#### GIVEN RECORDS
== Segment start ==
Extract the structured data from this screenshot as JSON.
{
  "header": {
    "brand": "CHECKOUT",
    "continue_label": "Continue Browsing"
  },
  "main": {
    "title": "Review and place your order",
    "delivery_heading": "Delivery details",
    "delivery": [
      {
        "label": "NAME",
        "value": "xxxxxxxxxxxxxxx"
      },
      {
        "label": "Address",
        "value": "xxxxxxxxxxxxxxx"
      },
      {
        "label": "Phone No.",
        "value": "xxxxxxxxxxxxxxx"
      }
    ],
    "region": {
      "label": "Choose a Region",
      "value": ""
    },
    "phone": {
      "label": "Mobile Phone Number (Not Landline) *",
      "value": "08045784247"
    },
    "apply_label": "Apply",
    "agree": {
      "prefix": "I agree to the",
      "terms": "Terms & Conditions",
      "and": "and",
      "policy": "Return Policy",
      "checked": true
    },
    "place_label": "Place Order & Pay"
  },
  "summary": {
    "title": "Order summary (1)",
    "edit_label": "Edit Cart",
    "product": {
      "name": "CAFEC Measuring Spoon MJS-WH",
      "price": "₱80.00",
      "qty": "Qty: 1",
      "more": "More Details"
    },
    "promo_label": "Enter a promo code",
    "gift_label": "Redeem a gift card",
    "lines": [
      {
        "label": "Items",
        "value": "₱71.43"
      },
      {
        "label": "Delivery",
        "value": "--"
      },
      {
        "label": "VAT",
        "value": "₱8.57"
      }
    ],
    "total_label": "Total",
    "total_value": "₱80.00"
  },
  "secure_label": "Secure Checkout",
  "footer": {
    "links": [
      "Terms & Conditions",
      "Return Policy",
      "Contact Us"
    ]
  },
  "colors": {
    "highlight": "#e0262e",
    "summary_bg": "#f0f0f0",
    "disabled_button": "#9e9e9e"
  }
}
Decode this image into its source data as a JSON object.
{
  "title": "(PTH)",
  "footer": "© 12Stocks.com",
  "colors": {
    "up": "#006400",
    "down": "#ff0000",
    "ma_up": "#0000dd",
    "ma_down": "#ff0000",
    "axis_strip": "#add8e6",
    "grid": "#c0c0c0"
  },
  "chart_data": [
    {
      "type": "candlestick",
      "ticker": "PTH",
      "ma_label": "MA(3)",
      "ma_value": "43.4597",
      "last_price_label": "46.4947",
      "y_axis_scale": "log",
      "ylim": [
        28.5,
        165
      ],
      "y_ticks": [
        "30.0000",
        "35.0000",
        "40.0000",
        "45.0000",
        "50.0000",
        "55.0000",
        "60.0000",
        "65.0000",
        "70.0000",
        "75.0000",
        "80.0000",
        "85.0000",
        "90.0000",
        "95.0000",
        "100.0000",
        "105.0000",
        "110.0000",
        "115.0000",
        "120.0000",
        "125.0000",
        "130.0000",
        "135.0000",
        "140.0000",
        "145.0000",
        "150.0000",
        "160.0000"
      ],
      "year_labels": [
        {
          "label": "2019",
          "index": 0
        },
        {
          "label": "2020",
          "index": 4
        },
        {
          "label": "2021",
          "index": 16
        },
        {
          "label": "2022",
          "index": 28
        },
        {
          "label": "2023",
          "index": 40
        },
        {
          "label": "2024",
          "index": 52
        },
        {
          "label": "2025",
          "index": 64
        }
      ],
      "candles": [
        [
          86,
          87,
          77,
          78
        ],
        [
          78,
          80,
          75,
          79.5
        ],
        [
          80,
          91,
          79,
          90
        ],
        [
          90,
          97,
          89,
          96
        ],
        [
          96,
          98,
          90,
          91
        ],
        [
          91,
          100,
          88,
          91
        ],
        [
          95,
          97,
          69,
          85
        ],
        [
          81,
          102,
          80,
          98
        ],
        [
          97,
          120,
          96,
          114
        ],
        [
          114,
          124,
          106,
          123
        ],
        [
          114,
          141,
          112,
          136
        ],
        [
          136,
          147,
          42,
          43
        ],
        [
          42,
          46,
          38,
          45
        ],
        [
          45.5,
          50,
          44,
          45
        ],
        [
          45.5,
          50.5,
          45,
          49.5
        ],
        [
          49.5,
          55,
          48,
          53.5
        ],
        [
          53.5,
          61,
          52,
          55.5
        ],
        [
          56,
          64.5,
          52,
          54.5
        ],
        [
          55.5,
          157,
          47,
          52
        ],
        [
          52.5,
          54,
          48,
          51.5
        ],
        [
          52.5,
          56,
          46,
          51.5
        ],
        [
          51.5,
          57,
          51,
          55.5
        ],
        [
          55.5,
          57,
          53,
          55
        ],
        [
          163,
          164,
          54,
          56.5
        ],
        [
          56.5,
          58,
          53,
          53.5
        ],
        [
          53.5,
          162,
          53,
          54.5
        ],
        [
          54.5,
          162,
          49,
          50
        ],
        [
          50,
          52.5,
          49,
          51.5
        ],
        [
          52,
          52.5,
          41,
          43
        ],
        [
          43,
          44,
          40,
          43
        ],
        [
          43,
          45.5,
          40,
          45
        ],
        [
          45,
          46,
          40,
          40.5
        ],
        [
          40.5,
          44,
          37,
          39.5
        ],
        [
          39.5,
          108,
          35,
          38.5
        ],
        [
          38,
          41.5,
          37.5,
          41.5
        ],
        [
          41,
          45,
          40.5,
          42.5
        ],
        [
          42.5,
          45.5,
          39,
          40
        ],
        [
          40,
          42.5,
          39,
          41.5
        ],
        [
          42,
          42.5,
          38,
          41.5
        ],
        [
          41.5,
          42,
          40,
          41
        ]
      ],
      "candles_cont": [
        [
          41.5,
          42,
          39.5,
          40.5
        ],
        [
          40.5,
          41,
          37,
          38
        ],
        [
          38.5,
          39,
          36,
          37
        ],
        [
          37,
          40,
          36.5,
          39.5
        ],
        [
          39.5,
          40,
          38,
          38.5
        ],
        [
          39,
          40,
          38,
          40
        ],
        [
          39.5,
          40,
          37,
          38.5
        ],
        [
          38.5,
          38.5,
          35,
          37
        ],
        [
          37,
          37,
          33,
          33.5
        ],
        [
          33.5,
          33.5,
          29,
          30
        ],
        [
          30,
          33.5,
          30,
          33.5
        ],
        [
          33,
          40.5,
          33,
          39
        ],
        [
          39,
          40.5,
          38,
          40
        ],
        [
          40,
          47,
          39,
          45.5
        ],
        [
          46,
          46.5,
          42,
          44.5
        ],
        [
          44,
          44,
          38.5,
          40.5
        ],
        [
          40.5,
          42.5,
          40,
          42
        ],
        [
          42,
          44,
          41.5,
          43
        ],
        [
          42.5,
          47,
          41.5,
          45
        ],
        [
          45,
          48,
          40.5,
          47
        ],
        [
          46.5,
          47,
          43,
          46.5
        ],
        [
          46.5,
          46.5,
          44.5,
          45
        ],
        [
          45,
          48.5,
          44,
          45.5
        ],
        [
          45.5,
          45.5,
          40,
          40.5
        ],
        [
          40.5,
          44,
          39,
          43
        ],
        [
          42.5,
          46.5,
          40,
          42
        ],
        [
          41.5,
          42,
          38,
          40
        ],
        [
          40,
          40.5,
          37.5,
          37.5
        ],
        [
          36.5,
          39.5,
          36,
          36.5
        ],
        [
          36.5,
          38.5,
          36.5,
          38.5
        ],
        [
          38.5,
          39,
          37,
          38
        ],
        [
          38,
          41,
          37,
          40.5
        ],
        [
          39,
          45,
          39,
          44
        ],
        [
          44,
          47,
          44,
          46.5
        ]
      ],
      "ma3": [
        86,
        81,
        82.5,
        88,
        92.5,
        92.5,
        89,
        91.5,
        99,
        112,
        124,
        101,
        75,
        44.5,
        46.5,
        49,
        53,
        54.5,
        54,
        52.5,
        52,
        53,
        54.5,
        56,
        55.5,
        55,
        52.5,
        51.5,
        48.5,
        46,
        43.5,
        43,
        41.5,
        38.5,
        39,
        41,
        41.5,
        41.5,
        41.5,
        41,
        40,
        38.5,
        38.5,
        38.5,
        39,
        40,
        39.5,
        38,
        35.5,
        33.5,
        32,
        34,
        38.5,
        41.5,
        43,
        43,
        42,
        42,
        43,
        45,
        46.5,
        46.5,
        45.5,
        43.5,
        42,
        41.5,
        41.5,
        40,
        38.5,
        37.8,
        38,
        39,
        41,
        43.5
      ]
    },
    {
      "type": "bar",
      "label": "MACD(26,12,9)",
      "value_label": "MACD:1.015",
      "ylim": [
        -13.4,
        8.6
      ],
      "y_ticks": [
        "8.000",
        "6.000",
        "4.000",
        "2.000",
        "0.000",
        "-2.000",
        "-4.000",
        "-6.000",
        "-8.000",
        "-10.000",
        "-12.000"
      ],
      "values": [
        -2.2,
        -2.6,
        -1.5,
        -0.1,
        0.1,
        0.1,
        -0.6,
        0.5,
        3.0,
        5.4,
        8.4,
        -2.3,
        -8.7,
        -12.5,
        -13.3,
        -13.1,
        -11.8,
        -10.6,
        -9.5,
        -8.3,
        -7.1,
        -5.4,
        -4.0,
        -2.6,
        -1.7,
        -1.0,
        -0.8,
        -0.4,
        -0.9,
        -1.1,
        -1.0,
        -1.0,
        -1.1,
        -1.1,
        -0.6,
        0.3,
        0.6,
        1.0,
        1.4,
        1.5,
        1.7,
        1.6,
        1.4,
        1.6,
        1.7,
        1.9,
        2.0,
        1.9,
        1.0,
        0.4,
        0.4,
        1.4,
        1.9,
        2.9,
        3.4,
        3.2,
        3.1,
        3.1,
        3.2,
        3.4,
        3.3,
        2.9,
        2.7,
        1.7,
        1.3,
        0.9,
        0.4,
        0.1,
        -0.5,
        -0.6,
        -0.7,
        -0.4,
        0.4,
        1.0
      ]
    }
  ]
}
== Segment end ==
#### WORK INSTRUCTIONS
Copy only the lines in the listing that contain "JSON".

#### FINISHED EXERCISE
Extract the structured data from this screenshot as JSON.
Decode this image into its source data as a JSON object.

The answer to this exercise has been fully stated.